Task requirements: The reply should consist of the full listing, written out exactly.

Information shown:
"""
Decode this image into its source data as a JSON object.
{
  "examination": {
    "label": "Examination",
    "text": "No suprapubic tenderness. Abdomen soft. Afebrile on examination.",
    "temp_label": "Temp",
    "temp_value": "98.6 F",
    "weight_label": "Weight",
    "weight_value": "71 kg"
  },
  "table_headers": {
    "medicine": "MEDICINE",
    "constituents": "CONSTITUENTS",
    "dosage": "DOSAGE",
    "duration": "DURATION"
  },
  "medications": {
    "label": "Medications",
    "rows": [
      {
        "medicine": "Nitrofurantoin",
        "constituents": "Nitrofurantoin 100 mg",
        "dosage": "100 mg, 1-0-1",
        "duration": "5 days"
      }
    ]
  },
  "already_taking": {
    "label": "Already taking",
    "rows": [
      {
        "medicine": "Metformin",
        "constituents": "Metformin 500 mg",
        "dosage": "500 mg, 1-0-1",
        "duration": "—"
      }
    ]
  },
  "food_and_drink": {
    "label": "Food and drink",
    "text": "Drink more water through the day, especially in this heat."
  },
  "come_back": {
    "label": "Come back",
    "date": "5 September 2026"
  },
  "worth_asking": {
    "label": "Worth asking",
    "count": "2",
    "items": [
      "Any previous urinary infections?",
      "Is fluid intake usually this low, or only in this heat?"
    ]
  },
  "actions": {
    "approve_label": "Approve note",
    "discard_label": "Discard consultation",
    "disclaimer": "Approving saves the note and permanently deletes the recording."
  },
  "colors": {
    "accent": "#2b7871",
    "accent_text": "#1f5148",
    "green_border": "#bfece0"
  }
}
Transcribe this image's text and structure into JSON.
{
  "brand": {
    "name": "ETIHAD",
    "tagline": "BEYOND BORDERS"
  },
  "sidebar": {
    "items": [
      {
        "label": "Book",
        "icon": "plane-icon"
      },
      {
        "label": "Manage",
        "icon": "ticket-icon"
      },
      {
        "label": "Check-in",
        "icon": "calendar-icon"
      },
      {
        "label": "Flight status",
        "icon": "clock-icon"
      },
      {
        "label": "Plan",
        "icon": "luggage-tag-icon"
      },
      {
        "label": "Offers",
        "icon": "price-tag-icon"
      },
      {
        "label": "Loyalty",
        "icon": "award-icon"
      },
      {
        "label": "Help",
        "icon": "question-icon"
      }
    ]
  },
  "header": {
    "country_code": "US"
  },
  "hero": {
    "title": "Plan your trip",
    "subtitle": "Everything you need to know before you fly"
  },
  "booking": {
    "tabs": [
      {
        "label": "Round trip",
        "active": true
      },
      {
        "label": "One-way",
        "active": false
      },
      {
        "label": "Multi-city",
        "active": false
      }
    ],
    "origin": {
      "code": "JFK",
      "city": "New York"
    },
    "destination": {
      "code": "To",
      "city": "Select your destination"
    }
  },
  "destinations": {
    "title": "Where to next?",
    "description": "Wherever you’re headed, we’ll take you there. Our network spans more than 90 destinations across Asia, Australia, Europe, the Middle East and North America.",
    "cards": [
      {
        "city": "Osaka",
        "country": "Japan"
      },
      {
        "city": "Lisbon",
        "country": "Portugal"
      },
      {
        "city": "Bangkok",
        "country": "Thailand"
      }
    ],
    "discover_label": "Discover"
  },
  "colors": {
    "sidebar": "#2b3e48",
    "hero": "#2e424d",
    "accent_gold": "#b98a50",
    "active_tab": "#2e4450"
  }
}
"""
Written response:
Decode this image into its source data as a JSON object.
{
  "examination": {
    "label": "Examination",
    "text": "No suprapubic tenderness. Abdomen soft. Afebrile on examination.",
    "temp_label": "Temp",
    "temp_value": "98.6 F",
    "weight_label": "Weight",
    "weight_value": "71 kg"
  },
  "table_headers": {
    "medicine": "MEDICINE",
    "constituents": "CONSTITUENTS",
    "dosage": "DOSAGE",
    "duration": "DURATION"
  },
  "medications": {
    "label": "Medications",
    "rows": [
      {
        "medicine": "Nitrofurantoin",
        "constituents": "Nitrofurantoin 100 mg",
        "dosage": "100 mg, 1-0-1",
        "duration": "5 days"
      }
    ]
  },
  "already_taking": {
    "label": "Already taking",
    "rows": [
      {
        "medicine": "Metformin",
        "constituents": "Metformin 500 mg",
        "dosage": "500 mg, 1-0-1",
        "duration": "—"
      }
    ]
  },
  "food_and_drink": {
    "label": "Food and drink",
    "text": "Drink more water through the day, especially in this heat."
  },
  "come_back": {
    "label": "Come back",
    "date": "5 September 2026"
  },
  "worth_asking": {
    "label": "Worth asking",
    "count": "2",
    "items": [
      "Any previous urinary infections?",
      "Is fluid intake usually this low, or only in this heat?"
    ]
  },
  "actions": {
    "approve_label": "Approve note",
    "discard_label": "Discard consultation",
    "disclaimer": "Approving saves the note and permanently deletes the recording."
  },
  "colors": {
    "accent": "#2b7871",
    "accent_text": "#1f5148",
    "green_border": "#bfece0"
  }
}
Transcribe this image's text and structure into JSON.
{
  "brand": {
    "name": "ETIHAD",
    "tagline": "BEYOND BORDERS"
  },
  "sidebar": {
    "items": [
      {
        "label": "Book",
        "icon": "plane-icon"
      },
      {
        "label": "Manage",
        "icon": "ticket-icon"
      },
      {
        "label": "Check-in",
        "icon": "calendar-icon"
      },
      {
        "label": "Flight status",
        "icon": "clock-icon"
      },
      {
        "label": "Plan",
        "icon": "luggage-tag-icon"
      },
      {
        "label": "Offers",
        "icon": "price-tag-icon"
      },
      {
        "label": "Loyalty",
        "icon": "award-icon"
      },
      {
        "label": "Help",
        "icon": "question-icon"
      }
    ]
  },
  "header": {
    "country_code": "US"
  },
  "hero": {
    "title": "Plan your trip",
    "subtitle": "Everything you need to know before you fly"
  },
  "booking": {
    "tabs": [
      {
        "label": "Round trip",
        "active": true
      },
      {
        "label": "One-way",
        "active": false
      },
      {
        "label": "Multi-city",
        "active": false
      }
    ],
    "origin": {
      "code": "JFK",
      "city": "New York"
    },
    "destination": {
      "code": "To",
      "city": "Select your destination"
    }
  },
  "destinations": {
    "title": "Where to next?",
    "description": "Wherever you’re headed, we’ll take you there. Our network spans more than 90 destinations across Asia, Australia, Europe, the Middle East and North America.",
    "cards": [
      {
        "city": "Osaka",
        "country": "Japan"
      },
      {
        "city": "Lisbon",
        "country": "Portugal"
      },
      {
        "city": "Bangkok",
        "country": "Thailand"
      }
    ],
    "discover_label": "Discover"
  },
  "colors": {
    "sidebar": "#2b3e48",
    "hero": "#2e424d",
    "accent_gold": "#b98a50",
    "active_tab": "#2e4450"
  }
}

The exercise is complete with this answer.